Website and app data records
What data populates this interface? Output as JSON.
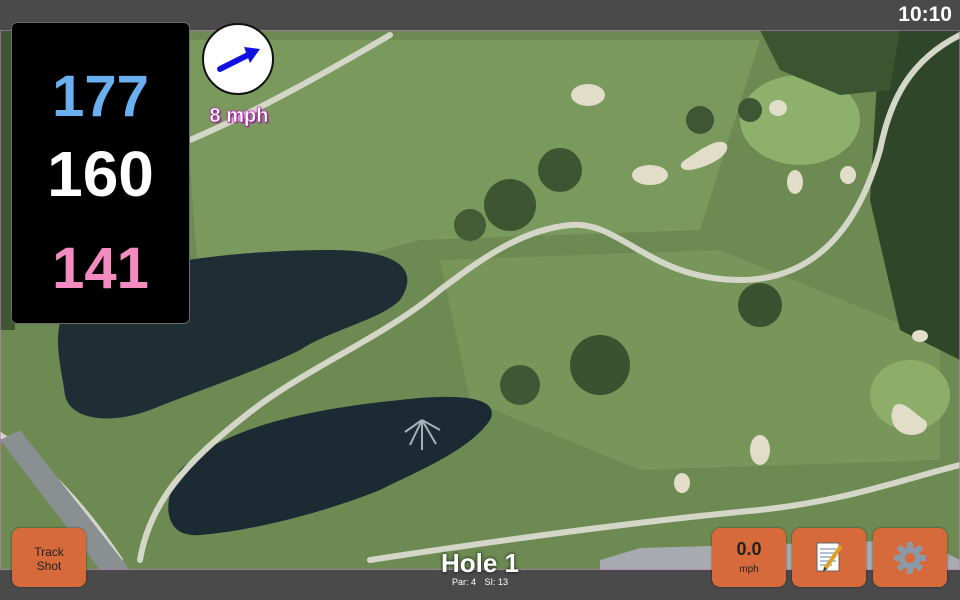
{
  "status": {
    "time": "10:10"
  },
  "distances": {
    "back": "177",
    "middle": "160",
    "front": "141"
  },
  "wind": {
    "speed_label": "8 mph",
    "icon": "wind-direction-arrow-icon"
  },
  "buttons": {
    "track_shot_line1": "Track",
    "track_shot_line2": "Shot",
    "speed_value": "0.0",
    "speed_unit": "mph",
    "notes_icon": "notepad-icon",
    "settings_icon": "gear-icon"
  },
  "hole": {
    "title": "Hole 1",
    "par": "Par: 4",
    "stroke_index": "SI: 13"
  },
  "colors": {
    "back": "#6ab0f0",
    "middle": "#ffffff",
    "front": "#f28cc0",
    "button": "#d66a3a",
    "bar": "#4a4a4a"
  }
}
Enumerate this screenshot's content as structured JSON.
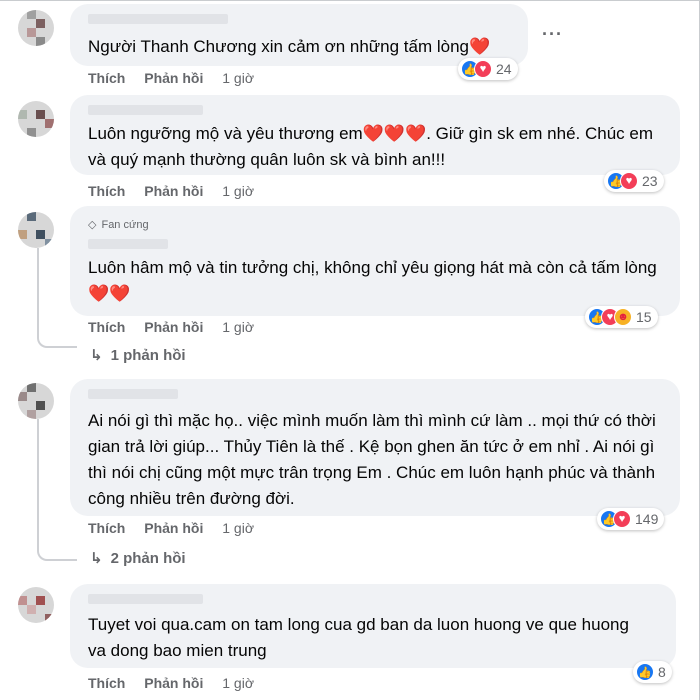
{
  "comments": [
    {
      "text": "Người Thanh Chương xin cảm ơn những tấm lòng❤️",
      "like_label": "Thích",
      "reply_label": "Phản hồi",
      "time": "1 giờ",
      "reaction_count": "24",
      "reactions": [
        "like",
        "love"
      ]
    },
    {
      "text": "Luôn ngưỡng mộ và yêu thương em❤️❤️❤️. Giữ gìn sk em nhé. Chúc em và quý mạnh thường quân luôn sk và bình an!!!",
      "like_label": "Thích",
      "reply_label": "Phản hồi",
      "time": "1 giờ",
      "reaction_count": "23",
      "reactions": [
        "like",
        "love"
      ]
    },
    {
      "badge": "Fan cứng",
      "text": "Luôn hâm mộ và tin tưởng chị, không chỉ yêu giọng hát mà còn cả tấm lòng ❤️❤️",
      "like_label": "Thích",
      "reply_label": "Phản hồi",
      "time": "1 giờ",
      "reaction_count": "15",
      "reactions": [
        "like",
        "love",
        "care"
      ],
      "replies": "1 phản hồi"
    },
    {
      "text": "Ai nói gì thì mặc họ.. việc mình muốn làm thì mình cứ làm .. mọi thứ có thời gian trả lời giúp... Thủy Tiên là thế . Kệ bọn ghen ăn tức ở em nhỉ . Ai nói gì thì nói chị cũng một mực trân trọng Em . Chúc em luôn hạnh phúc và thành công nhiều trên đường đời.",
      "like_label": "Thích",
      "reply_label": "Phản hồi",
      "time": "1 giờ",
      "reaction_count": "149",
      "reactions": [
        "like",
        "love"
      ],
      "replies": "2 phản hồi"
    },
    {
      "text": "Tuyet voi qua.cam on tam long cua gd ban da luon huong ve que huong va dong bao mien trung",
      "like_label": "Thích",
      "reply_label": "Phản hồi",
      "time": "1 giờ",
      "reaction_count": "8",
      "reactions": [
        "like"
      ]
    }
  ],
  "icons": {
    "more": "more-options-icon",
    "reply_arrow": "reply-arrow-icon",
    "badge": "diamond-icon"
  },
  "colors": {
    "like": "#1877f2",
    "love": "#f33e58",
    "bubble": "#f0f2f5",
    "meta": "#65676b"
  }
}
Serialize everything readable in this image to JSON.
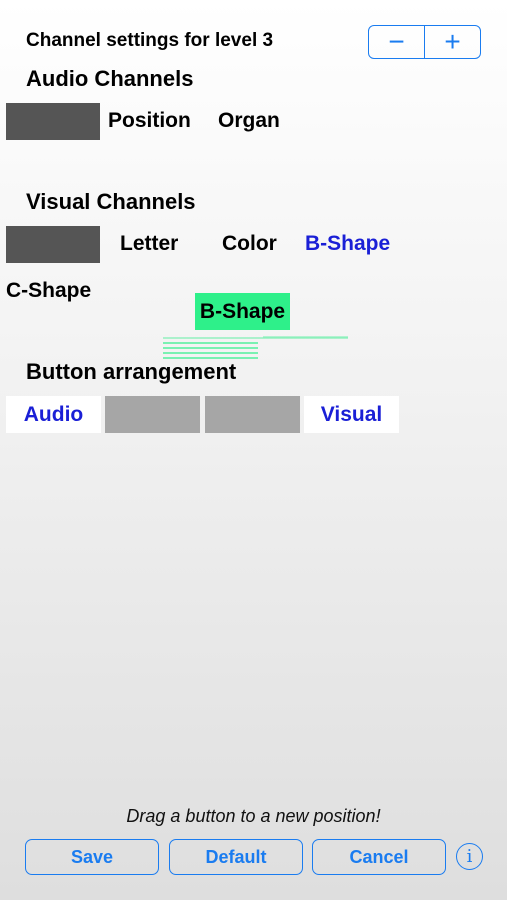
{
  "header": {
    "title": "Channel settings for level 3",
    "stepper": {
      "minus": "−",
      "plus": "+"
    }
  },
  "audio": {
    "heading": "Audio Channels",
    "channels": [
      "Position",
      "Organ"
    ]
  },
  "visual": {
    "heading": "Visual Channels",
    "channels": [
      "Letter",
      "Color",
      "B-Shape",
      "C-Shape"
    ],
    "dragging": "B-Shape"
  },
  "arrangement": {
    "heading": "Button arrangement",
    "cells": [
      "Audio",
      "",
      "",
      "Visual"
    ]
  },
  "footer": {
    "hint": "Drag a button to a new position!",
    "save": "Save",
    "default": "Default",
    "cancel": "Cancel",
    "info_icon": "i"
  },
  "colors": {
    "accent": "#1a7cf0",
    "channel_blue": "#1a1fd6",
    "drag_green": "#2ef08a",
    "slot_dark": "#555555",
    "slot_gray": "#a6a6a6"
  }
}
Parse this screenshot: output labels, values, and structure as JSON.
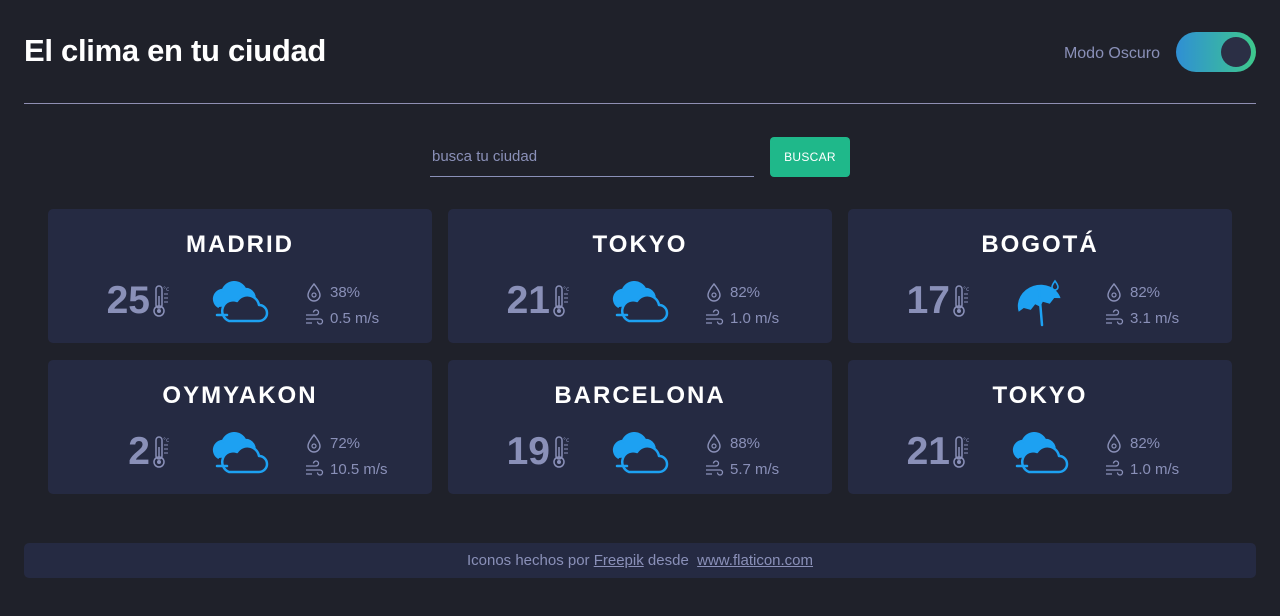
{
  "header": {
    "title": "El clima en tu ciudad",
    "dark_mode_label": "Modo Oscuro",
    "dark_mode_on": true
  },
  "search": {
    "placeholder": "busca tu ciudad",
    "value": "",
    "button_label": "BUSCAR"
  },
  "cards": [
    {
      "city": "MADRID",
      "temp": "25",
      "icon": "cloudy-icon",
      "humidity": "38%",
      "wind": "0.5 m/s"
    },
    {
      "city": "TOKYO",
      "temp": "21",
      "icon": "cloudy-icon",
      "humidity": "82%",
      "wind": "1.0 m/s"
    },
    {
      "city": "BOGOTÁ",
      "temp": "17",
      "icon": "umbrella-rain-icon",
      "humidity": "82%",
      "wind": "3.1 m/s"
    },
    {
      "city": "OYMYAKON",
      "temp": "2",
      "icon": "cloudy-icon",
      "humidity": "72%",
      "wind": "10.5 m/s"
    },
    {
      "city": "BARCELONA",
      "temp": "19",
      "icon": "cloudy-icon",
      "humidity": "88%",
      "wind": "5.7 m/s"
    },
    {
      "city": "TOKYO",
      "temp": "21",
      "icon": "cloudy-icon",
      "humidity": "82%",
      "wind": "1.0 m/s"
    }
  ],
  "footer": {
    "prefix": "Iconos hechos por",
    "author_link": "Freepik",
    "middle": "desde",
    "site_link": "www.flaticon.com"
  },
  "colors": {
    "background": "#1f212a",
    "card": "#252a42",
    "accent": "#1fb88a",
    "icon_blue": "#1da1f2",
    "muted": "#8a90b8"
  }
}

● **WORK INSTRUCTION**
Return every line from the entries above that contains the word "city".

● **RESPONSE TO THIS TASK**
      "city": "MADRID",
      "city": "TOKYO",
      "city": "BOGOTÁ",
      "city": "OYMYAKON",
      "city": "BARCELONA",
      "city": "TOKYO",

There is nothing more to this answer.